Tretinoin for Wrinkles Can Work—If You Go to a Dermatologist for a Prescription

Kelly Dawson

Based on a few common adjectives to describe wrinkles, all signs point to the idea that we should love them. They're dependable because they can always be counted on to show up. They run deep or shallow, so they would ordinarily be welcome in most social settings. They're persistent, which can be worthwhile in the workplace or romantic settings. But nevertheless, wrinkles aren't all that great. No one would willingly welcome their kind of dependability or persistence, and that versatility is really just a way to eventually find new lines in the mirror.

And on top of all this, wrinkles don't go away easily—and the fact is especially true if you're solely looking for help through over-the-counter remedies.
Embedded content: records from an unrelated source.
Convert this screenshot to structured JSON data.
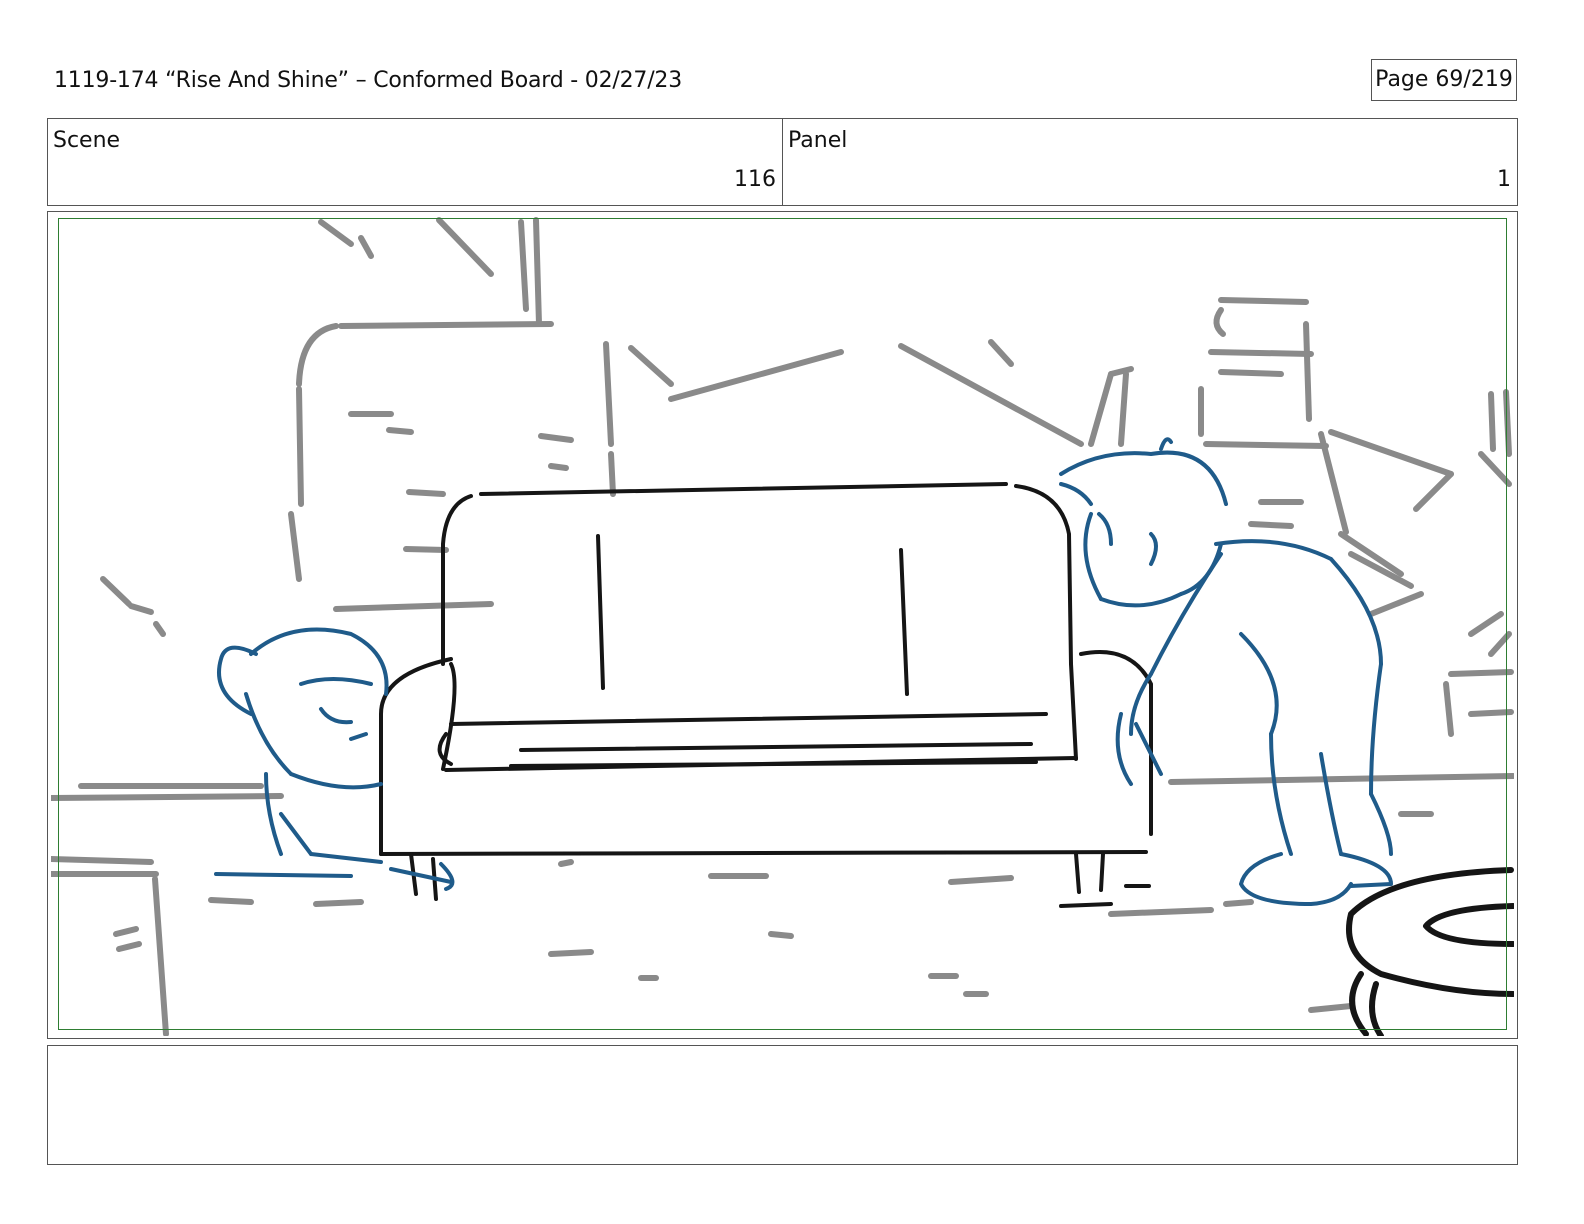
{
  "header": {
    "title": "1119-174 “Rise And Shine” – Conformed Board - 02/27/23",
    "page": "Page  69/219"
  },
  "info": {
    "scene_label": "Scene",
    "scene_value": "116",
    "panel_label": "Panel",
    "panel_value": "1"
  },
  "panel": {
    "frame_color": "#2e7d32",
    "ink_colors": {
      "background": "#8a8a8a",
      "props": "#151515",
      "characters": "#1f5b8a"
    }
  },
  "notes": {
    "text": ""
  }
}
That's why we're interested in tretinoin, a wrinkle-fighting ingredient that has a much more straightforward description.

"Tretinoin is a retinoid derived from Vitamin A and has been formulated as both an oral and topical medication of varying strengths," says Jennifer Herrmann, MD, FAAD, a Beverly Hills dermatologist. "It has been extensively studied since the 1980s and treats fine lines by boosting collagen production, which helps thicken skin, prevents collagen degradation, increases cell turnover, and also enhances hyaluronic acid production. That helps keep skin plump."

In case this is the first time you're hearing about tretinoin, don't worry. We asked Herrmann for all of the details on this retinoid, including which skin type sees the most benefits and how often it should be applied. Since tretinoin isn't an over-the-counter product, Herrmann recommends consulting with a dermatologist if you're interested in trying it for yourself. "The only retinoid that's over-the-counter is the third generation retinoid Differin, which has anti-inflammatory properties and can help reduce redness," she notes. "Weaker retinoids that can be found over the counter typically contain retinyl palmitate, retinol, or retinaldehyde. But these gentler versions can take longer to work."

Read on to see more of her recommendations.

Add a Comment

More Stories